It's a cruel and unusual punishment for any Monday morning, having to listen to Tony Blair on BBC Radio 4's Today programme. Why the programme's editors chose to interview the former prime minister on the controversy over the anti-Islamic film that has triggered demonstrations throughout much of the world is beyond me. The man who has done more than most to contribute to anti-western feeling among Muslims in the Middle East and Asia is called upon to tell us why Muslims shouldn't be angry about anything.
So while Blair dismissed the film as "laughable", he claimed that those who reacted against it by demonstrating were "very dangerous and wrong". He seems to think that the film can be judged by the standards of the Cannes film festival and, once found wanting, can be dismissed by all right-minded people. Yet the objection to the film is not about its quality, but its intent of slandering and insulting Muslims across the world.

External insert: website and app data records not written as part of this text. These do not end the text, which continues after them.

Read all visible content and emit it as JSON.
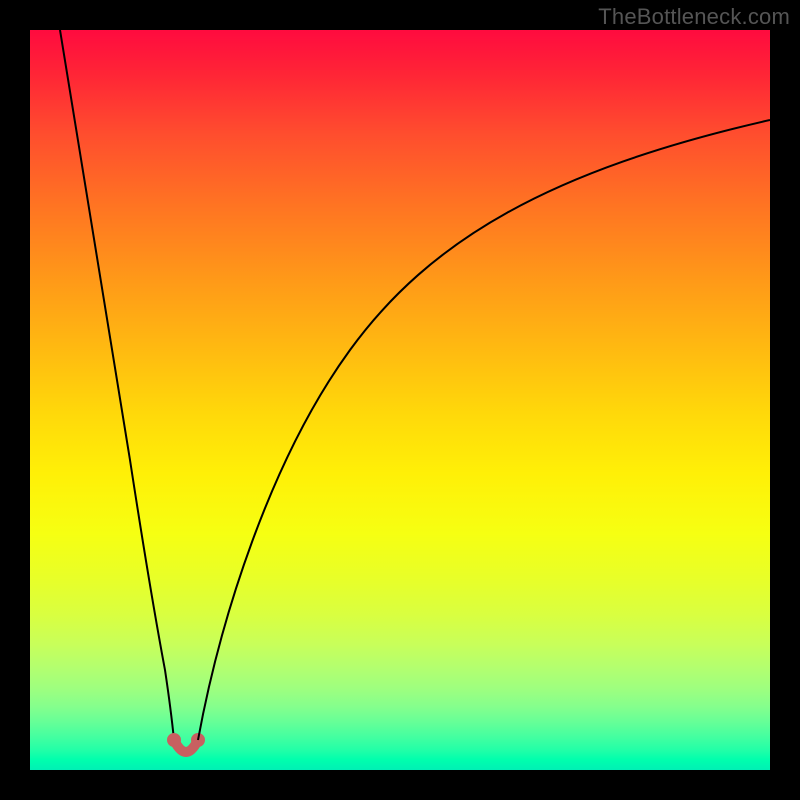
{
  "watermark": "TheBottleneck.com",
  "colors": {
    "page_bg": "#000000",
    "watermark_text": "#555555",
    "curve_stroke": "#000000",
    "valley_marker": "#c86060",
    "gradient_top": "#ff0b3f",
    "gradient_bottom": "#00f0b5"
  },
  "chart_data": {
    "type": "line",
    "title": "",
    "xlabel": "",
    "ylabel": "",
    "xlim": [
      0,
      100
    ],
    "ylim": [
      0,
      100
    ],
    "grid": false,
    "legend": false,
    "annotations": [
      {
        "text": "TheBottleneck.com",
        "position": "top-right"
      }
    ],
    "background_gradient": {
      "direction": "vertical",
      "stops": [
        {
          "pos": 0,
          "hex": "#ff0b3f"
        },
        {
          "pos": 50,
          "hex": "#ffd90a"
        },
        {
          "pos": 80,
          "hex": "#d9ff40"
        },
        {
          "pos": 100,
          "hex": "#00f0b5"
        }
      ]
    },
    "series": [
      {
        "name": "left-branch",
        "x": [
          4,
          6,
          8,
          10,
          12,
          14,
          16,
          18,
          19.2
        ],
        "values": [
          100,
          84,
          68,
          52,
          38,
          25,
          14,
          6,
          2
        ]
      },
      {
        "name": "right-branch",
        "x": [
          22.6,
          24,
          26,
          30,
          35,
          40,
          46,
          54,
          64,
          76,
          88,
          100
        ],
        "values": [
          2,
          7,
          15,
          29,
          42,
          52,
          60,
          68,
          75,
          81,
          85,
          88
        ]
      }
    ],
    "minimum": {
      "x_left": 19.2,
      "x_right": 22.6,
      "value": 2,
      "marker_color": "#c86060"
    }
  }
}
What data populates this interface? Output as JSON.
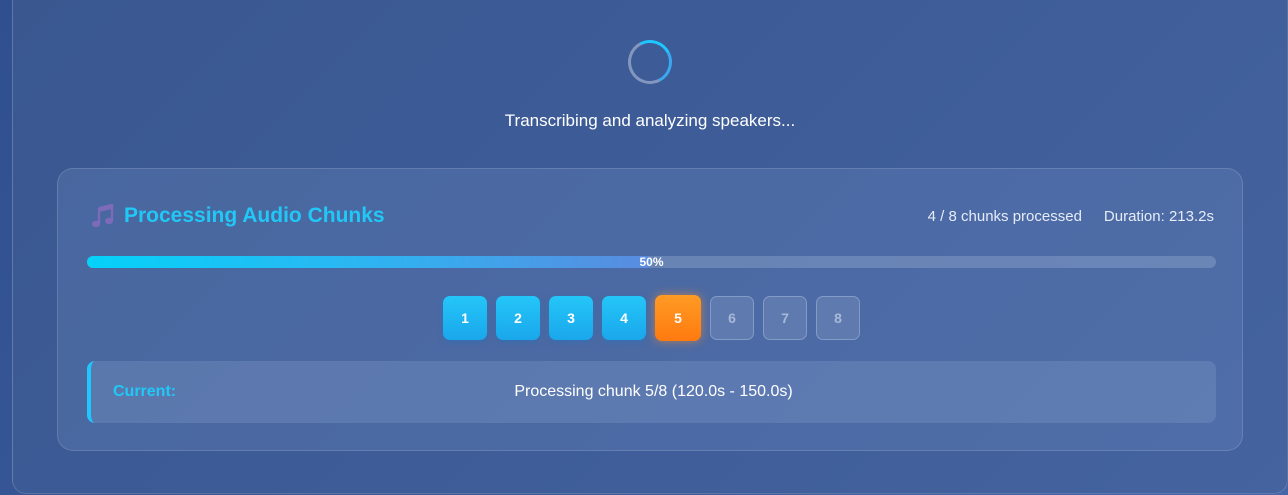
{
  "status": {
    "message": "Transcribing and analyzing speakers..."
  },
  "panel": {
    "title": "Processing Audio Chunks",
    "title_icon": "music-note-icon",
    "chunks_processed": "4 / 8 chunks processed",
    "duration": "Duration: 213.2s",
    "progress": {
      "percent": 50,
      "label": "50%"
    },
    "chunks": [
      {
        "label": "1",
        "state": "done"
      },
      {
        "label": "2",
        "state": "done"
      },
      {
        "label": "3",
        "state": "done"
      },
      {
        "label": "4",
        "state": "done"
      },
      {
        "label": "5",
        "state": "active"
      },
      {
        "label": "6",
        "state": "pending"
      },
      {
        "label": "7",
        "state": "pending"
      },
      {
        "label": "8",
        "state": "pending"
      }
    ],
    "current": {
      "label": "Current:",
      "value": "Processing chunk 5/8 (120.0s - 150.0s)"
    }
  },
  "colors": {
    "accent": "#21c8f6",
    "active_chunk": "#ff8a1a",
    "background": "#3a5790"
  }
}
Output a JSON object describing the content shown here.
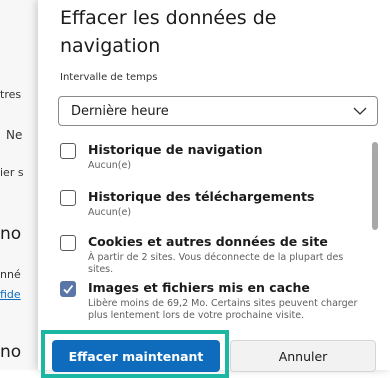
{
  "background": {
    "fragments": [
      "tres",
      "Ne",
      "ier s",
      "no",
      "nné",
      "fide",
      "no"
    ]
  },
  "dialog": {
    "title": "Effacer les données de navigation",
    "time_range": {
      "label": "Intervalle de temps",
      "selected": "Dernière heure"
    },
    "options": [
      {
        "title": "Historique de navigation",
        "description": "Aucun(e)",
        "checked": false
      },
      {
        "title": "Historique des téléchargements",
        "description": "Aucun(e)",
        "checked": false
      },
      {
        "title": "Cookies et autres données de site",
        "description": "À partir de 2 sites. Vous déconnecte de la plupart des sites.",
        "checked": false
      },
      {
        "title": "Images et fichiers mis en cache",
        "description": "Libère moins de 69,2 Mo. Certains sites peuvent charger plus lentement lors de votre prochaine visite.",
        "checked": true
      }
    ],
    "buttons": {
      "clear": "Effacer maintenant",
      "cancel": "Annuler"
    }
  },
  "colors": {
    "accent": "#0f6cbd",
    "highlight": "#1bb7a3",
    "checked": "#5a76a8"
  }
}
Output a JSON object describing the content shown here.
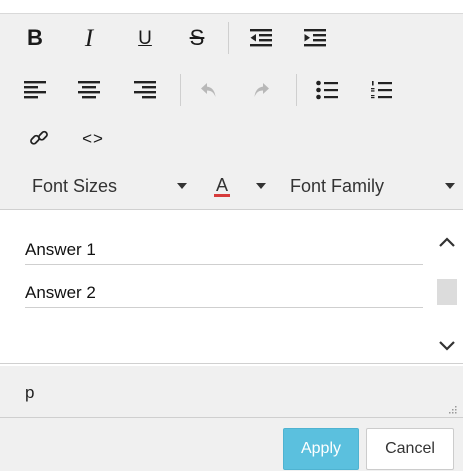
{
  "toolbar": {
    "row1": {
      "bold": "B",
      "italic": "I",
      "underline": "U",
      "strikethrough": "S",
      "outdent_icon": "outdent-icon",
      "indent_icon": "indent-icon"
    },
    "row2": {
      "align_left_icon": "align-left-icon",
      "align_center_icon": "align-center-icon",
      "align_right_icon": "align-right-icon",
      "undo_icon": "undo-icon",
      "redo_icon": "redo-icon",
      "bullet_list_icon": "bulleted-list-icon",
      "numbered_list_icon": "numbered-list-icon"
    },
    "row3": {
      "link_icon": "link-icon",
      "code": "<>"
    },
    "row4": {
      "font_sizes": "Font Sizes",
      "font_color": "A",
      "font_family": "Font Family"
    }
  },
  "content": {
    "answers": [
      "Answer 1",
      "Answer 2"
    ]
  },
  "status": {
    "element_path": "p"
  },
  "footer": {
    "apply_label": "Apply",
    "cancel_label": "Cancel"
  },
  "colors": {
    "toolbar_bg": "#f0f0f0",
    "apply_bg": "#5bc0de",
    "font_color_underline": "#d63b3b",
    "disabled_icon": "#b8b8b8"
  }
}
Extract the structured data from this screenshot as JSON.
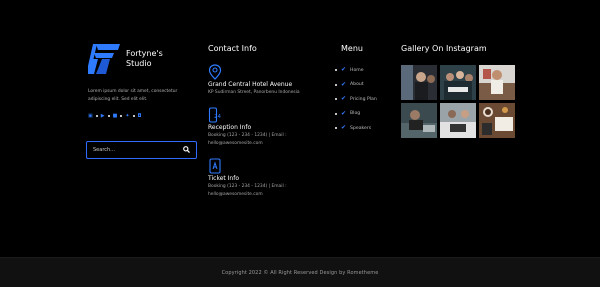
{
  "brand": {
    "name": "Fortyne's Studio",
    "about": "Lorem ipsum dolor sit amet, consectetur adipiscing elit. Sed elit elit.",
    "socials": [
      "facebook-icon",
      "youtube-icon",
      "linkedin-icon",
      "twitter-icon",
      "instagram-icon"
    ],
    "accent": "#2f7bff"
  },
  "search": {
    "placeholder": "Search..."
  },
  "contact": {
    "title": "Contact Info",
    "items": [
      {
        "icon": "location-pin-icon",
        "title": "Grand Central Hotel Avenue",
        "text": "KP Sudirman Street, Panorbenu Indonesia"
      },
      {
        "icon": "phone-24-icon",
        "title": "Reception Info",
        "text": "Booking (123 - 234 - 1234) | Email :",
        "email": "hello@awesomesite.com"
      },
      {
        "icon": "ticket-icon",
        "title": "Ticket Info",
        "text": "Booking (123 - 234 - 1234) | Email :",
        "email": "hello@awesomesite.com"
      }
    ]
  },
  "menu": {
    "title": "Menu",
    "items": [
      "Home",
      "About",
      "Pricing Plan",
      "Blog",
      "Speakers"
    ]
  },
  "gallery": {
    "title": "Gallery On Instagram"
  },
  "footer": {
    "copyright": "Copyright 2022 © All Right Reserved Design by Rometheme"
  }
}
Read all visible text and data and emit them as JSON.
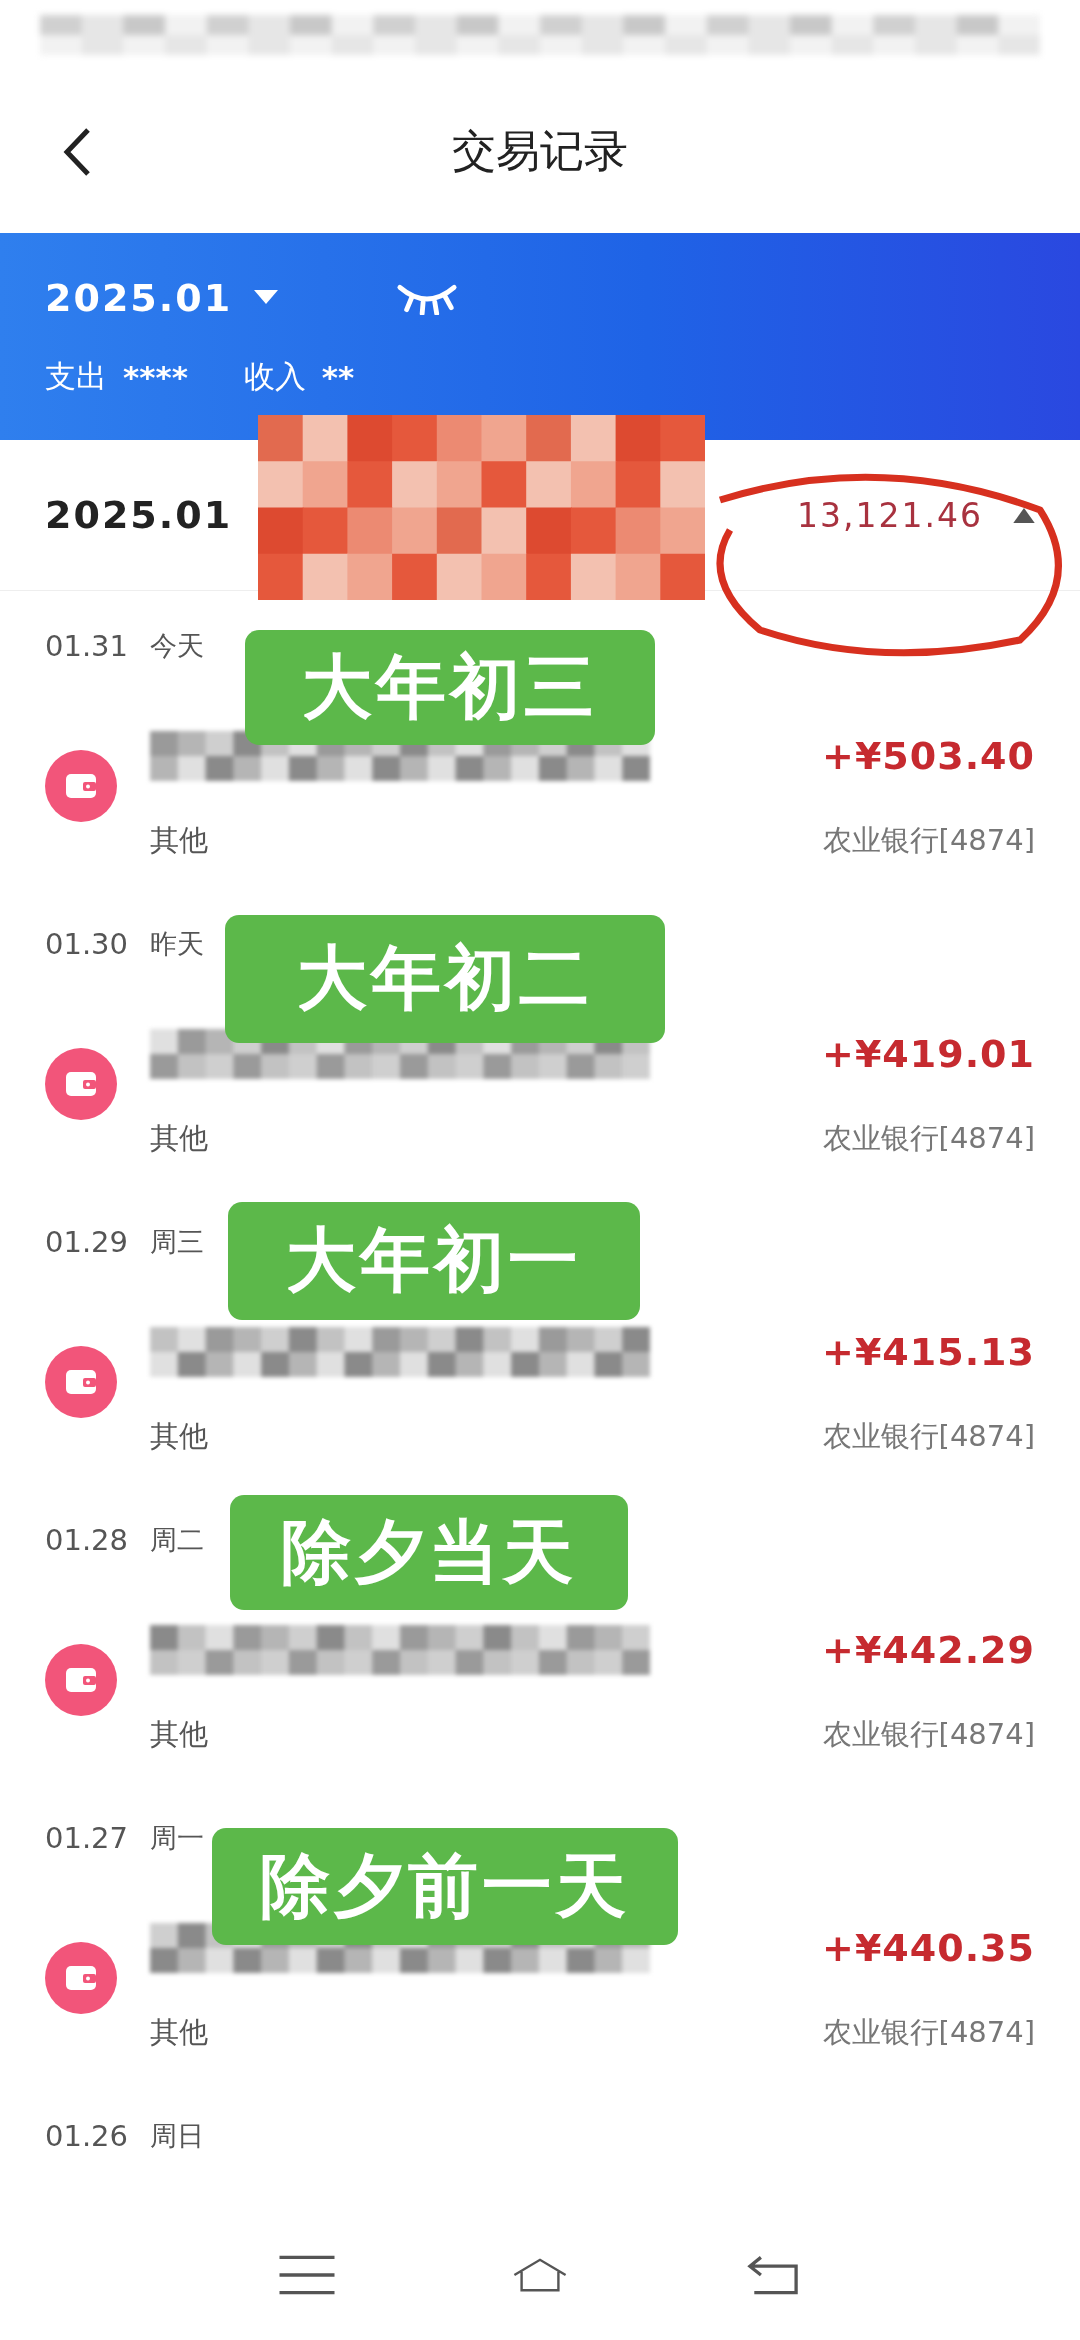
{
  "title": "交易记录",
  "banner": {
    "month": "2025.01",
    "expense_label": "支出",
    "expense": "****",
    "income_label": "收入",
    "income": "**"
  },
  "month_summary": {
    "month": "2025.01",
    "amount": "13,121.46",
    "expanded": true
  },
  "days": [
    {
      "date": "01.31",
      "weekday": "今天",
      "sticker": "大年初三",
      "transactions": [
        {
          "amount": "+¥503.40",
          "category": "其他",
          "account": "农业银行[4874]"
        }
      ]
    },
    {
      "date": "01.30",
      "weekday": "昨天",
      "sticker": "大年初二",
      "transactions": [
        {
          "amount": "+¥419.01",
          "category": "其他",
          "account": "农业银行[4874]"
        }
      ]
    },
    {
      "date": "01.29",
      "weekday": "周三",
      "sticker": "大年初一",
      "transactions": [
        {
          "amount": "+¥415.13",
          "category": "其他",
          "account": "农业银行[4874]"
        }
      ]
    },
    {
      "date": "01.28",
      "weekday": "周二",
      "sticker": "除夕当天",
      "transactions": [
        {
          "amount": "+¥442.29",
          "category": "其他",
          "account": "农业银行[4874]"
        }
      ]
    },
    {
      "date": "01.27",
      "weekday": "周一",
      "sticker": "除夕前一天",
      "transactions": [
        {
          "amount": "+¥440.35",
          "category": "其他",
          "account": "农业银行[4874]"
        }
      ]
    },
    {
      "date": "01.26",
      "weekday": "周日"
    }
  ]
}
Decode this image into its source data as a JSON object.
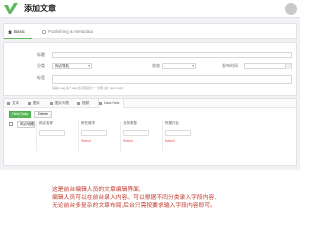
{
  "header": {
    "title": "添加文章",
    "brand_color": "#5cb85c"
  },
  "tabs": [
    {
      "label": "Basic",
      "icon": "home-icon",
      "active": true
    },
    {
      "label": "Publishing & Metadata",
      "icon": "gear-icon",
      "active": false
    }
  ],
  "form": {
    "title_label": "标题",
    "category_label": "分类",
    "category_value": "网点导航",
    "status_label": "状态",
    "date_label": "发布时间",
    "tags_label": "标签",
    "tags_hint": "请输入tag,多个tags之间用英文 \",\" 分隔 (如: tag1,tag2)"
  },
  "editor": {
    "tool_tabs": [
      {
        "label": "文本",
        "icon": "text-icon"
      },
      {
        "label": "图片",
        "icon": "image-icon"
      },
      {
        "label": "图片列表",
        "icon": "gallery-icon"
      },
      {
        "label": "视频",
        "icon": "video-icon"
      },
      {
        "label": "Data Sets",
        "icon": "table-icon",
        "active": true
      }
    ],
    "new_set_label": "New Data Set",
    "delete_label": "Delete",
    "row_select_value": "网点地图",
    "columns": [
      {
        "header": "网点名称"
      },
      {
        "header": "所在城市",
        "select": "Select"
      },
      {
        "header": "业务类型",
        "select": "Select"
      },
      {
        "header": "所属行业",
        "select": "Select"
      }
    ]
  },
  "annotation": {
    "lines": [
      "这是前台编辑人员的文章编辑界面,",
      "编辑人员可以在前台录入内容。可以根据不同分类录入字段内容,",
      "无论前台多复杂的文章布局,后台只需按要求输入字段内容即可。"
    ],
    "color": "#c0392b"
  }
}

Why are Muslims so sensitive on this question? Maybe the answer comes not just from one crude and racist film, but from long years of hurt caused by wars in Afghanistan and Iraq, imprisonment without trial by western-backed dictators, extraordinary rendition and torture, the burning of the Qur'an by US troops in Afghanistan, and the air strikes, barely acknowledged in the west, which this weekend alone killed eight women and girls.
Eleven years of war and occupation have done, and are still doing, immense damage in the countries worst affected. A recent survey showed high levels of distrust of the US throughout the Arab world.
Source and full piece: The Guardian (UK), 17 Sept 2012